## Your instructions
Could you return the whole listing exactly?

## Materials provided

========

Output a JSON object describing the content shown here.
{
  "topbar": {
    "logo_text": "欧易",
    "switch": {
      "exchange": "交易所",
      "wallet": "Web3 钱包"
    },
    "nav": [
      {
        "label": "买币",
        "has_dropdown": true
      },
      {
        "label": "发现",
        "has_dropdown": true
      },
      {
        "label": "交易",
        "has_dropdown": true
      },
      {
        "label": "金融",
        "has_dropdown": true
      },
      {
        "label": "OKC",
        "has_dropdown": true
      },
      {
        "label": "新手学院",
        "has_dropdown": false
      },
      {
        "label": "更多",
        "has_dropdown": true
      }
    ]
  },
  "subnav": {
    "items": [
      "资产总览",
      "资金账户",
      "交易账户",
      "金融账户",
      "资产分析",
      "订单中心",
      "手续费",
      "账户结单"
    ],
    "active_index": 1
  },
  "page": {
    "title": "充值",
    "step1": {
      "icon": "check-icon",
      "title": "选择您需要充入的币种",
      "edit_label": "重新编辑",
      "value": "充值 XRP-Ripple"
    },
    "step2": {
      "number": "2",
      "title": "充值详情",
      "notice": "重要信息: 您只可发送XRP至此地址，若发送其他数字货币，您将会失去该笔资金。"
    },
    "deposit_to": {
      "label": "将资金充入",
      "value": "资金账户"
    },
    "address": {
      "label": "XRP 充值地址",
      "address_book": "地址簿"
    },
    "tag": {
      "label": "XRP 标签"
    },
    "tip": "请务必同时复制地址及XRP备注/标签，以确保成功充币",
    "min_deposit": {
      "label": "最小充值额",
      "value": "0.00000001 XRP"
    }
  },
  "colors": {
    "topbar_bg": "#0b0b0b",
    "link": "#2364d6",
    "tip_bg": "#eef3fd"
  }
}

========

## Solution
Output a JSON object describing the content shown here.
{
  "topbar": {
    "logo_text": "欧易",
    "switch": {
      "exchange": "交易所",
      "wallet": "Web3 钱包"
    },
    "nav": [
      {
        "label": "买币",
        "has_dropdown": true
      },
      {
        "label": "发现",
        "has_dropdown": true
      },
      {
        "label": "交易",
        "has_dropdown": true
      },
      {
        "label": "金融",
        "has_dropdown": true
      },
      {
        "label": "OKC",
        "has_dropdown": true
      },
      {
        "label": "新手学院",
        "has_dropdown": false
      },
      {
        "label": "更多",
        "has_dropdown": true
      }
    ]
  },
  "subnav": {
    "items": [
      "资产总览",
      "资金账户",
      "交易账户",
      "金融账户",
      "资产分析",
      "订单中心",
      "手续费",
      "账户结单"
    ],
    "active_index": 1
  },
  "page": {
    "title": "充值",
    "step1": {
      "icon": "check-icon",
      "title": "选择您需要充入的币种",
      "edit_label": "重新编辑",
      "value": "充值 XRP-Ripple"
    },
    "step2": {
      "number": "2",
      "title": "充值详情",
      "notice": "重要信息: 您只可发送XRP至此地址，若发送其他数字货币，您将会失去该笔资金。"
    },
    "deposit_to": {
      "label": "将资金充入",
      "value": "资金账户"
    },
    "address": {
      "label": "XRP 充值地址",
      "address_book": "地址簿"
    },
    "tag": {
      "label": "XRP 标签"
    },
    "tip": "请务必同时复制地址及XRP备注/标签，以确保成功充币",
    "min_deposit": {
      "label": "最小充值额",
      "value": "0.00000001 XRP"
    }
  },
  "colors": {
    "topbar_bg": "#0b0b0b",
    "link": "#2364d6",
    "tip_bg": "#eef3fd"
  }
}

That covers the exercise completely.